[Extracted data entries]
=== Section Start ===
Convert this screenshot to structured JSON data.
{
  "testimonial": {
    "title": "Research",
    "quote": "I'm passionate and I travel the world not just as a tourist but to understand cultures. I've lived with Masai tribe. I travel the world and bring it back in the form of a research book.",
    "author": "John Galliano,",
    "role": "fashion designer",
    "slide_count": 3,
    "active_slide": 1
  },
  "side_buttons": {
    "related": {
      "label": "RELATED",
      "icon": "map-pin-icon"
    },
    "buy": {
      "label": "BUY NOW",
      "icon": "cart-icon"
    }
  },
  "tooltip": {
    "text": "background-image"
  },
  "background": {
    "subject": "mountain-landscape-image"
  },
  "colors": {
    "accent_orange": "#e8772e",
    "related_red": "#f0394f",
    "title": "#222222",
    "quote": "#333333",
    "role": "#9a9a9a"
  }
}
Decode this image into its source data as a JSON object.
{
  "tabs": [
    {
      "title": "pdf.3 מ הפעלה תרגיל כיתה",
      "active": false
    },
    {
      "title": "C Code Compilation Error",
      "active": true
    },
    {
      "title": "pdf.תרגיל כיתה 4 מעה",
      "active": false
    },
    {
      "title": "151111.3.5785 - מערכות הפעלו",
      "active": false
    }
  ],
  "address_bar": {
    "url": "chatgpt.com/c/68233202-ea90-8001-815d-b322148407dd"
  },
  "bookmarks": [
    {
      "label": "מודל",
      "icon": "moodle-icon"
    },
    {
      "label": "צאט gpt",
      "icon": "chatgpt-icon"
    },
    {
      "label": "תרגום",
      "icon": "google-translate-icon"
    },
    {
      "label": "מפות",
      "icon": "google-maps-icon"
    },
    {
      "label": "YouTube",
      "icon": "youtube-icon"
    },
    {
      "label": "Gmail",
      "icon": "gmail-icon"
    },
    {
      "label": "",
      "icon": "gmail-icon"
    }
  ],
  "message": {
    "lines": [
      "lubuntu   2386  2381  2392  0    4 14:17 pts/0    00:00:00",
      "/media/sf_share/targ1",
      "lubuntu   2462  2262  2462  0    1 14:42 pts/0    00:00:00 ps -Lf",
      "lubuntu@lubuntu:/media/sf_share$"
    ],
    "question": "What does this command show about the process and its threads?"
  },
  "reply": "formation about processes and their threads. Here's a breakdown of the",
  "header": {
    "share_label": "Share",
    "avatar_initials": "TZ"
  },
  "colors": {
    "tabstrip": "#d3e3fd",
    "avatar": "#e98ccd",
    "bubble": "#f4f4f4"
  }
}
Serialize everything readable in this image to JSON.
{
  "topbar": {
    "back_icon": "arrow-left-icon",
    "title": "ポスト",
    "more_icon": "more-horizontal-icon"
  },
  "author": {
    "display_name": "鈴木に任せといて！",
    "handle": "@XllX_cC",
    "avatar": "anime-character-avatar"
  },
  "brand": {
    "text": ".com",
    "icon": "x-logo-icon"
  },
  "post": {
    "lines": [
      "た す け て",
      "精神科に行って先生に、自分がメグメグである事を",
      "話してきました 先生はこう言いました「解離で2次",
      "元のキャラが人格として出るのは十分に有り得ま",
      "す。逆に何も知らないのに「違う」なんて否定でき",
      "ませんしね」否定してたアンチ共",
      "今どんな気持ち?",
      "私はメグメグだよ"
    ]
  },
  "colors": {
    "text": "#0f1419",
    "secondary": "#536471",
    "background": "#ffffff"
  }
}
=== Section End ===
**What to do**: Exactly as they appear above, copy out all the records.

**Written answer**:
Convert this screenshot to structured JSON data.
{
  "testimonial": {
    "title": "Research",
    "quote": "I'm passionate and I travel the world not just as a tourist but to understand cultures. I've lived with Masai tribe. I travel the world and bring it back in the form of a research book.",
    "author": "John Galliano,",
    "role": "fashion designer",
    "slide_count": 3,
    "active_slide": 1
  },
  "side_buttons": {
    "related": {
      "label": "RELATED",
      "icon": "map-pin-icon"
    },
    "buy": {
      "label": "BUY NOW",
      "icon": "cart-icon"
    }
  },
  "tooltip": {
    "text": "background-image"
  },
  "background": {
    "subject": "mountain-landscape-image"
  },
  "colors": {
    "accent_orange": "#e8772e",
    "related_red": "#f0394f",
    "title": "#222222",
    "quote": "#333333",
    "role": "#9a9a9a"
  }
}
Decode this image into its source data as a JSON object.
{
  "tabs": [
    {
      "title": "pdf.3 מ הפעלה תרגיל כיתה",
      "active": false
    },
    {
      "title": "C Code Compilation Error",
      "active": true
    },
    {
      "title": "pdf.תרגיל כיתה 4 מעה",
      "active": false
    },
    {
      "title": "151111.3.5785 - מערכות הפעלו",
      "active": false
    }
  ],
  "address_bar": {
    "url": "chatgpt.com/c/68233202-ea90-8001-815d-b322148407dd"
  },
  "bookmarks": [
    {
      "label": "מודל",
      "icon": "moodle-icon"
    },
    {
      "label": "צאט gpt",
      "icon": "chatgpt-icon"
    },
    {
      "label": "תרגום",
      "icon": "google-translate-icon"
    },
    {
      "label": "מפות",
      "icon": "google-maps-icon"
    },
    {
      "label": "YouTube",
      "icon": "youtube-icon"
    },
    {
      "label": "Gmail",
      "icon": "gmail-icon"
    },
    {
      "label": "",
      "icon": "gmail-icon"
    }
  ],
  "message": {
    "lines": [
      "lubuntu   2386  2381  2392  0    4 14:17 pts/0    00:00:00",
      "/media/sf_share/targ1",
      "lubuntu   2462  2262  2462  0    1 14:42 pts/0    00:00:00 ps -Lf",
      "lubuntu@lubuntu:/media/sf_share$"
    ],
    "question": "What does this command show about the process and its threads?"
  },
  "reply": "formation about processes and their threads. Here's a breakdown of the",
  "header": {
    "share_label": "Share",
    "avatar_initials": "TZ"
  },
  "colors": {
    "tabstrip": "#d3e3fd",
    "avatar": "#e98ccd",
    "bubble": "#f4f4f4"
  }
}
Serialize everything readable in this image to JSON.
{
  "topbar": {
    "back_icon": "arrow-left-icon",
    "title": "ポスト",
    "more_icon": "more-horizontal-icon"
  },
  "author": {
    "display_name": "鈴木に任せといて！",
    "handle": "@XllX_cC",
    "avatar": "anime-character-avatar"
  },
  "brand": {
    "text": ".com",
    "icon": "x-logo-icon"
  },
  "post": {
    "lines": [
      "た す け て",
      "精神科に行って先生に、自分がメグメグである事を",
      "話してきました 先生はこう言いました「解離で2次",
      "元のキャラが人格として出るのは十分に有り得ま",
      "す。逆に何も知らないのに「違う」なんて否定でき",
      "ませんしね」否定してたアンチ共",
      "今どんな気持ち?",
      "私はメグメグだよ"
    ]
  },
  "colors": {
    "text": "#0f1419",
    "secondary": "#536471",
    "background": "#ffffff"
  }
}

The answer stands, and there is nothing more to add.